Australian-born composer Ben Frost will be no stranger to those acquainted with ambient and experimental music. A formidable creative force who quickly found his home (in more ways than one) on the Icelandic label Bedroom Community, Frost’s music is distinctively visceral and dramatic.
Back in 2013 Frost made his opera and directorial stage debut with 'The Wasp Factory', based on the novel by the late Iain Banks. The story is about a psychopathic teenager, Frank, living on a remote Scottish island. His existence on the island is a troubled one, and themes of isolation, psychopathy, and death pervade the narrative with a heavy presence.
Three years after the opera’s debut, the definitive recorded version of 'The Wasp Factory' is finally being made available via Bedroom Community, showcasing the brilliant Reykjavík Sinfonia and David Poutney’s libretto via Lieslot de Wilde, Jördis Richter, and Mariam Wellentin’s stunning singing (recorded at Abbey Road’s Studio II). Today and for the first time, Drowned In Sound are proud to present the full exclusive stream of it here.
One of his boldest projects thus far, Frost’s score and concept for the opera is both ambitious and grand in its design. The writing is often sparse and wide, yet simultaneously focussed and intense. Frank, the protagonist, is infamously cast as an ensemble of three women who give voice to his dissociated internal monologues.

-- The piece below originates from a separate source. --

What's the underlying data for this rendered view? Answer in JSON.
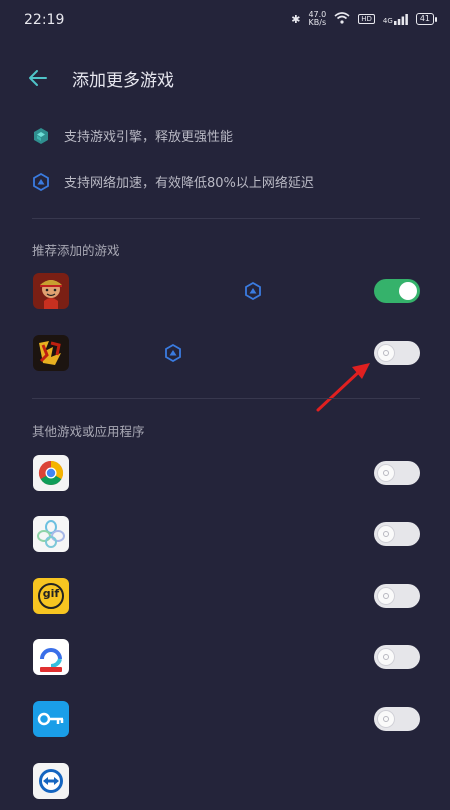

The story is unnerving in its violence and psychological traumas, which Frost translates into the music to great effect. The music is fraught with unsettling progressions and tonal dissonances. Throughout the 15 tracks, a diverse array of spoken and sung word interlay with intricate textures and motifs played by the orchestral players, while electronics in the form of distorted signals and gritty stereo effects seep into the sound collage. Both humanity and animosity shine through Frost’s experimental work, while touches of West-End musical and cinema soundtrack bring everything powerfully together.